the tax burden of higher-income individuals.
Some opponents of the GST
will certainly argue in favour of this alternative, because it could make
the tax system less regressive by increasing the tax burden of high-income
individuals. They will argue that ability to pay taxes is based on income,
not individual consumption: as income increases, consumption as a percentage
of disposable income drops. However, according to generally accepted economic
theory, consumption taxes are perceived as neutral and more effective
than income taxes, since they do not distort the behaviour of economic
agents. Increasing individual income tax is ineffective because it interferes
with the formation of capital. Taxpayers who tend to save are taxed more
heavily than those who tend to save less (that is, to consume more), since
savings are taxed twice (gross income and interest income on savings are
both taxed). This double tax burden reduces the net yield of savings and
promotes consumption instead of savings. In order to neutralize the adverse
effects on savings of increasing income tax, the government would have
to introduce savings incentives such as making interest tax-deductible
or making the retirement savings plan system more generous. Otherwise,
unless taxpayers' behaviour changes, taxpayers who save would bear a heavier
tax burden than those who consume. Consumption taxes are more effective
because they are neutral and do not affect economic behaviour.
well-being is more affected by what they spend than by what they earn.
As economist Nicholas Kaldor suggested in 1955, taxpayers should be taxed
on what they take out of the social kitty (that is, what they consume),
not on what they put into it (that is, what they earn). From the perspective
of economics, this means that consumption taxes are fairer than income
taxes. The government would have to be very careful about opting for this
alternative, which takes little account of economic effectiveness or fairness.
We have provided a brief
overview of some of the alternatives to the GST available to the government.
For the moment, the third alternative (simplifying the GST) is clearly
favoured. The new government will realize that significant savings, for
both business and the government itself, can be expected if the tax base
of the GST is broadened and if businesses file fewer returns. As well,
given that a new government is in power and that all the provinces are
having difficulty in balancing their budgets, the provinces may at last
see the economic advantages of harmonizing consumption taxes.
Since the First Ministers
have agreed to eliminate overlap in federal and provincial fields of taxation,
it is quite possible that the fifth possibility (handing the GST over
to the provinces) will become the preferred option in a few months.
One thing is certain: reforming

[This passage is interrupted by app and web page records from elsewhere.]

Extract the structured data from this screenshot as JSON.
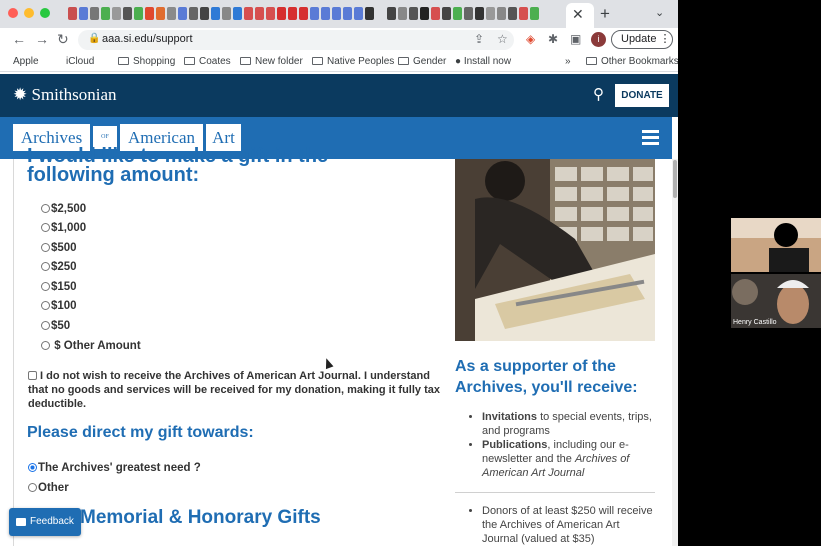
{
  "browser": {
    "url": "aaa.si.edu/support",
    "update_label": "Update",
    "profile_initial": "i"
  },
  "bookmarks": [
    "Apple",
    "iCloud",
    "Shopping",
    "Coates",
    "New folder",
    "Native Peoples",
    "Gender",
    "Install now",
    "Other Bookmarks"
  ],
  "header": {
    "logo_text": "Smithsonian",
    "donate_label": "DONATE"
  },
  "aaa_nav": {
    "word1": "Archives",
    "of": "OF",
    "word2": "American",
    "word3": "Art"
  },
  "form": {
    "heading_partial": "I would like to make a gift in the",
    "heading": "following amount:",
    "amounts": [
      "$2,500",
      "$1,000",
      "$500",
      "$250",
      "$150",
      "$100",
      "$50"
    ],
    "other_amount": "$  Other Amount",
    "no_journal_text": "I do not wish to receive the Archives of American Art Journal. I understand that no goods and services will be received for my donation, making it fully tax deductible.",
    "direct_heading": "Please direct my gift towards:",
    "direct_options": [
      "The Archives' greatest need",
      "Other"
    ],
    "memorial_heading": "Memorial & Honorary Gifts"
  },
  "sidebar": {
    "title": "As a supporter of the Archives, you'll receive:",
    "benefit1_bold": "Invitations",
    "benefit1_rest": " to special events, trips, and programs",
    "benefit2_bold": "Publications",
    "benefit2_rest": ", including our e-newsletter and the ",
    "benefit2_italic": "Archives of American Art Journal",
    "donors_text": "Donors of at least $250 will receive the Archives of American Art Journal (valued at $35)"
  },
  "feedback_label": "Feedback",
  "video": {
    "participant_name": "Henry Castillo"
  },
  "colors": {
    "si_blue": "#0b3a5f",
    "aaa_blue": "#1f6db3"
  }
}
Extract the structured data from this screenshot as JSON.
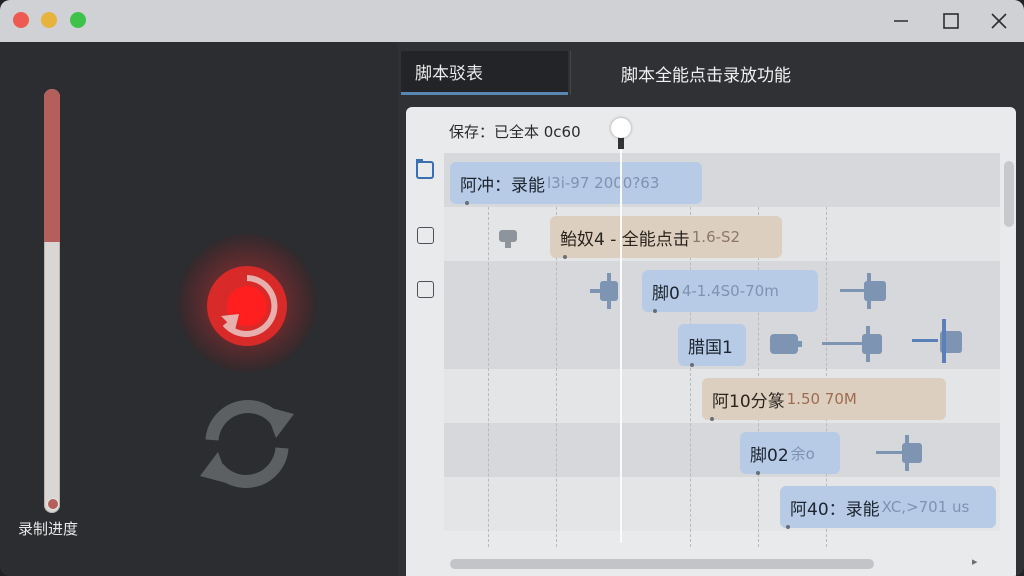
{
  "window": {
    "traffic_lights": {
      "close": "#ee5a52",
      "minimize": "#e7b33c",
      "zoom": "#3fc24c"
    }
  },
  "left_panel": {
    "progress_label": "录制进度",
    "progress_fraction": 0.36,
    "progress_color": "#b55f5c",
    "record_icon": "record-refresh-icon",
    "sync_icon": "sync-arrows-icon"
  },
  "tabs": [
    {
      "label": "脚本驳表",
      "active": true
    },
    {
      "label": "脚本全能点击录放功能",
      "active": false
    }
  ],
  "timeline": {
    "status": "保存：已全本 0c60",
    "blocks": [
      {
        "main": "阿冲：录能",
        "dim": "l3i-97 2000?63",
        "color": "blue"
      },
      {
        "main": "鲐奴4 - 全能点击",
        "dim": "1.6-S2",
        "color": "tan"
      },
      {
        "main": "脚0",
        "dim": "4-1.4S0-70m",
        "color": "blue"
      },
      {
        "main": "腊国1",
        "dim": "",
        "color": "blue"
      },
      {
        "main": "阿10分篆",
        "dim": "1.50 70M",
        "color": "tan"
      },
      {
        "main": "脚02",
        "dim": "余o",
        "color": "blue"
      },
      {
        "main": "阿40：录能",
        "dim": "XC,>701 us",
        "color": "blue"
      }
    ],
    "accent_blue": "#b7cbe6",
    "accent_tan": "#ddcfbf"
  }
}
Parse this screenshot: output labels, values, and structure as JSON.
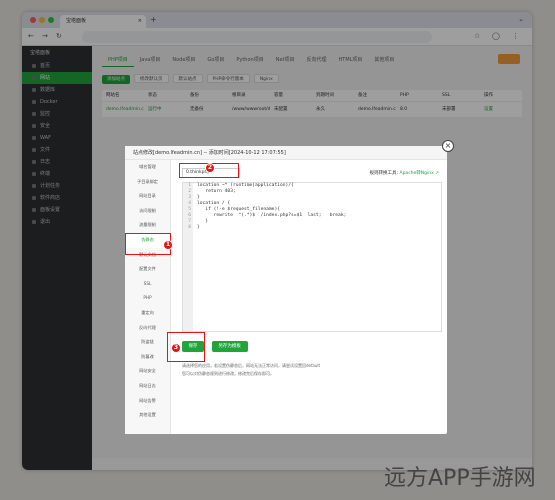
{
  "browser": {
    "tab_title": "宝塔面板",
    "address": "",
    "colors": {
      "close": "#ff5f57",
      "min": "#febc2e",
      "max": "#28c840"
    }
  },
  "sidebar": {
    "logo": "宝塔面板",
    "items": [
      "首页",
      "网站",
      "数据库",
      "Docker",
      "监控",
      "安全",
      "WAF",
      "文件",
      "日志",
      "终端",
      "计划任务",
      "软件商店",
      "面板设置",
      "退出"
    ],
    "active_index": 1
  },
  "main": {
    "tabs": [
      "PHP项目",
      "Java项目",
      "Node项目",
      "Go项目",
      "Python项目",
      "Net项目",
      "反向代理",
      "HTML项目",
      "其他项目"
    ],
    "toolbar": [
      "添加站点",
      "修改默认页",
      "默认站点",
      "PHP命令行版本",
      "Nginx"
    ],
    "table_headers": [
      "网站名",
      "状态",
      "备份",
      "根目录",
      "容量",
      "到期时间",
      "备注",
      "PHP",
      "SSL",
      "操作"
    ],
    "row": [
      "demo.lfeadmin.cn",
      "运行中",
      "无备份",
      "/www/wwwroot/demo",
      "未配置",
      "永久",
      "demo.lfeadmin.cn",
      "8.0",
      "未部署",
      "设置"
    ]
  },
  "modal": {
    "title": "站点修改[demo.lfeadmin.cn] -- 添加时间[2024-10-12 17:07:55]",
    "menu": [
      "域名管理",
      "子目录绑定",
      "网站目录",
      "访问限制",
      "流量限制",
      "伪静态",
      "默认文档",
      "配置文件",
      "SSL",
      "PHP",
      "重定向",
      "反向代理",
      "防盗链",
      "防篡改",
      "网站安全",
      "网站日志",
      "网站告警",
      "其他设置"
    ],
    "active_menu": "伪静态",
    "rule_select": "0.thinkphp",
    "rule_hint": "规则转换工具:",
    "rule_hint_link": "Apache转Nginx",
    "code_lines": [
      "location ~* (runtime|application)/{",
      "   return 403;",
      "}",
      "location / {",
      "   if (!-e $request_filename){",
      "      rewrite  ^(.*)$  /index.php?s=$1  last;   break;",
      "   }",
      "}"
    ],
    "save_button": "保存",
    "template_button": "另存为模板",
    "notes": [
      "请选择您的应用，若设置伪静态后，网站无法正常访问，请尝试设置回default",
      "您可以对伪静态规则进行修改，修改完后保存即可。"
    ]
  },
  "annotations": [
    "1",
    "2",
    "3"
  ],
  "watermark": "远方APP手游网"
}
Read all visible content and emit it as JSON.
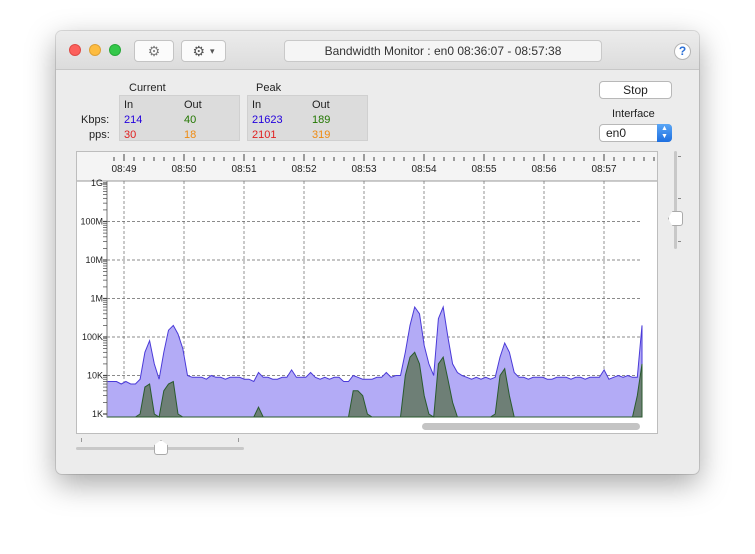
{
  "window": {
    "title": "Bandwidth Monitor : en0 08:36:07 - 08:57:38",
    "help_label": "?"
  },
  "stats": {
    "current": {
      "heading": "Current",
      "in_label": "In",
      "out_label": "Out",
      "kbps_in": "214",
      "kbps_out": "40",
      "pps_in": "30",
      "pps_out": "18"
    },
    "peak": {
      "heading": "Peak",
      "in_label": "In",
      "out_label": "Out",
      "kbps_in": "21623",
      "kbps_out": "189",
      "pps_in": "2101",
      "pps_out": "319"
    },
    "kbps_label": "Kbps:",
    "pps_label": "pps:"
  },
  "controls": {
    "stop_label": "Stop",
    "interface_label": "Interface",
    "interface_value": "en0"
  },
  "colors": {
    "in_kbps": "#2200dd",
    "out_kbps": "#227700",
    "in_pps": "#e02020",
    "out_pps": "#ef8a10",
    "in_fill": "#b3abf6",
    "in_line": "#4a3ad8",
    "out_fill": "#6e7f76",
    "out_line": "#2a5a2e"
  },
  "chart_data": {
    "type": "area",
    "time_labels": [
      "08:49",
      "08:50",
      "08:51",
      "08:52",
      "08:53",
      "08:54",
      "08:55",
      "08:56",
      "08:57"
    ],
    "y_scale": "log",
    "y_labels": [
      "1G",
      "100M",
      "10M",
      "1M",
      "100K",
      "10K",
      "1K"
    ],
    "series": [
      {
        "values": [
          7,
          7,
          7,
          6,
          7,
          6,
          6,
          8,
          40,
          80,
          20,
          8,
          40,
          150,
          200,
          120,
          50,
          10,
          9,
          9,
          9,
          8,
          10,
          9,
          9,
          8,
          9,
          9,
          9,
          8,
          8,
          7,
          12,
          9,
          9,
          8,
          8,
          9,
          9,
          14,
          9,
          9,
          9,
          12,
          9,
          8,
          9,
          8,
          9,
          9,
          7,
          7,
          10,
          9,
          8,
          8,
          8,
          9,
          9,
          12,
          9,
          10,
          10,
          40,
          200,
          600,
          400,
          60,
          20,
          10,
          300,
          600,
          100,
          20,
          12,
          10,
          9,
          8,
          9,
          8,
          9,
          8,
          9,
          30,
          70,
          40,
          12,
          9,
          9,
          8,
          9,
          9,
          9,
          8,
          8,
          9,
          9,
          9,
          8,
          9,
          9,
          8,
          9,
          9,
          9,
          14,
          8,
          9,
          10,
          9,
          10,
          9,
          9,
          200
        ]
      },
      {
        "values": [
          0.3,
          0.3,
          0.3,
          0.3,
          0.3,
          0.3,
          0.3,
          1,
          5,
          6,
          1,
          0.3,
          4,
          6,
          7,
          1,
          0.3,
          0.3,
          0.3,
          0.3,
          0.3,
          0.3,
          0.3,
          0.3,
          0.3,
          0.3,
          0.3,
          0.3,
          0.3,
          0.3,
          0.3,
          0.3,
          1.5,
          0.8,
          0.3,
          0.3,
          0.3,
          0.3,
          0.3,
          0.3,
          0.3,
          0.3,
          0.3,
          0.3,
          0.3,
          0.3,
          0.3,
          0.3,
          0.3,
          0.3,
          0.3,
          0.3,
          4,
          4,
          3,
          1,
          0.3,
          0.3,
          0.3,
          0.3,
          0.3,
          0.3,
          0.3,
          10,
          30,
          40,
          20,
          3,
          1,
          0.5,
          20,
          30,
          8,
          2,
          0.8,
          0.5,
          0.3,
          0.3,
          0.3,
          0.3,
          0.3,
          0.3,
          1,
          10,
          15,
          3,
          0.5,
          0.3,
          0.3,
          0.3,
          0.3,
          0.3,
          0.3,
          0.3,
          0.3,
          0.3,
          0.3,
          0.3,
          0.3,
          0.3,
          0.3,
          0.3,
          0.3,
          0.3,
          0.3,
          0.3,
          0.3,
          0.3,
          0.3,
          0.3,
          0.3,
          0.3,
          3,
          20
        ]
      }
    ]
  }
}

the present tax system will not be easy. Reform must not be simply a GST
by any other name. The end result of this reform could be as politically
costly for the new government as were the changes to the system introduced
by its predecessor.